§ **Exercise description**: Your copy must hold all of the data below, unchanged and without images.

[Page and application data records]
____________________

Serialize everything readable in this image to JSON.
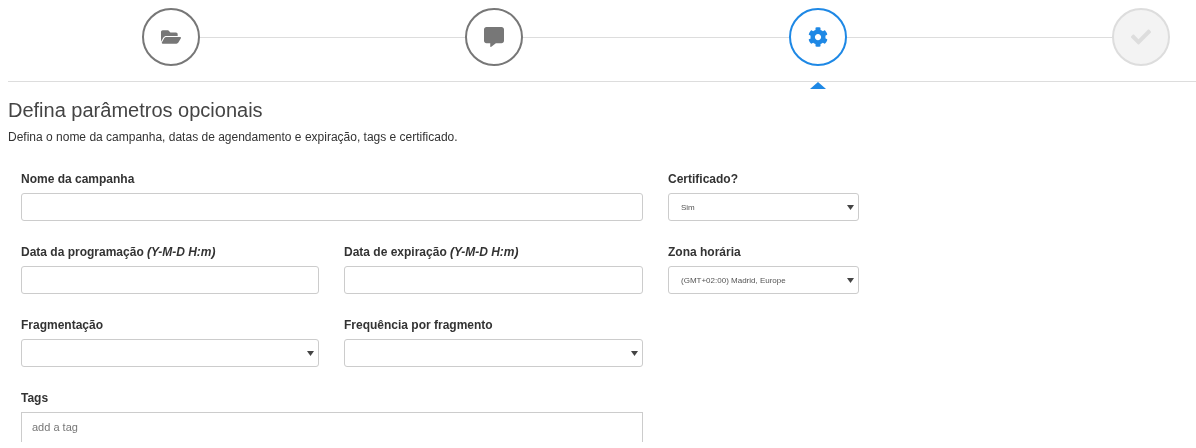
{
  "steps": [
    {
      "selected": false,
      "done": true
    },
    {
      "selected": false,
      "done": true
    },
    {
      "selected": true,
      "done": false
    },
    {
      "selected": false,
      "done": false
    }
  ],
  "heading": "Defina parâmetros opcionais",
  "description": "Defina o nome da campanha, datas de agendamento e expiração, tags e certificado.",
  "form": {
    "main": [
      {
        "label": "Nome da campanha",
        "kind": "text",
        "wide": true
      },
      {
        "label": "Data da programação *(Y-M-D H:m)*",
        "kind": "text",
        "wide": false
      },
      {
        "label": "Data de expiração *(Y-M-D H:m)*",
        "kind": "text",
        "wide": false
      },
      {
        "label": "Fragmentação",
        "kind": "select",
        "wide": false
      },
      {
        "label": "Frequência por fragmento",
        "kind": "select",
        "wide": false
      },
      {
        "label": "Tags",
        "kind": "tags",
        "wide": true,
        "placeholder": "add a tag"
      }
    ],
    "side": [
      {
        "label": "Certificado?",
        "kind": "select",
        "value": "Sim"
      },
      {
        "label": "Zona horária",
        "kind": "select",
        "value": "(GMT+02:00) Madrid, Europe"
      }
    ]
  }
}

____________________

§ **Answer section**:
Serialize everything readable in this image to JSON.
{
  "steps": [
    {
      "selected": false,
      "done": true
    },
    {
      "selected": false,
      "done": true
    },
    {
      "selected": true,
      "done": false
    },
    {
      "selected": false,
      "done": false
    }
  ],
  "heading": "Defina parâmetros opcionais",
  "description": "Defina o nome da campanha, datas de agendamento e expiração, tags e certificado.",
  "form": {
    "main": [
      {
        "label": "Nome da campanha",
        "kind": "text",
        "wide": true
      },
      {
        "label": "Data da programação *(Y-M-D H:m)*",
        "kind": "text",
        "wide": false
      },
      {
        "label": "Data de expiração *(Y-M-D H:m)*",
        "kind": "text",
        "wide": false
      },
      {
        "label": "Fragmentação",
        "kind": "select",
        "wide": false
      },
      {
        "label": "Frequência por fragmento",
        "kind": "select",
        "wide": false
      },
      {
        "label": "Tags",
        "kind": "tags",
        "wide": true,
        "placeholder": "add a tag"
      }
    ],
    "side": [
      {
        "label": "Certificado?",
        "kind": "select",
        "value": "Sim"
      },
      {
        "label": "Zona horária",
        "kind": "select",
        "value": "(GMT+02:00) Madrid, Europe"
      }
    ]
  }
}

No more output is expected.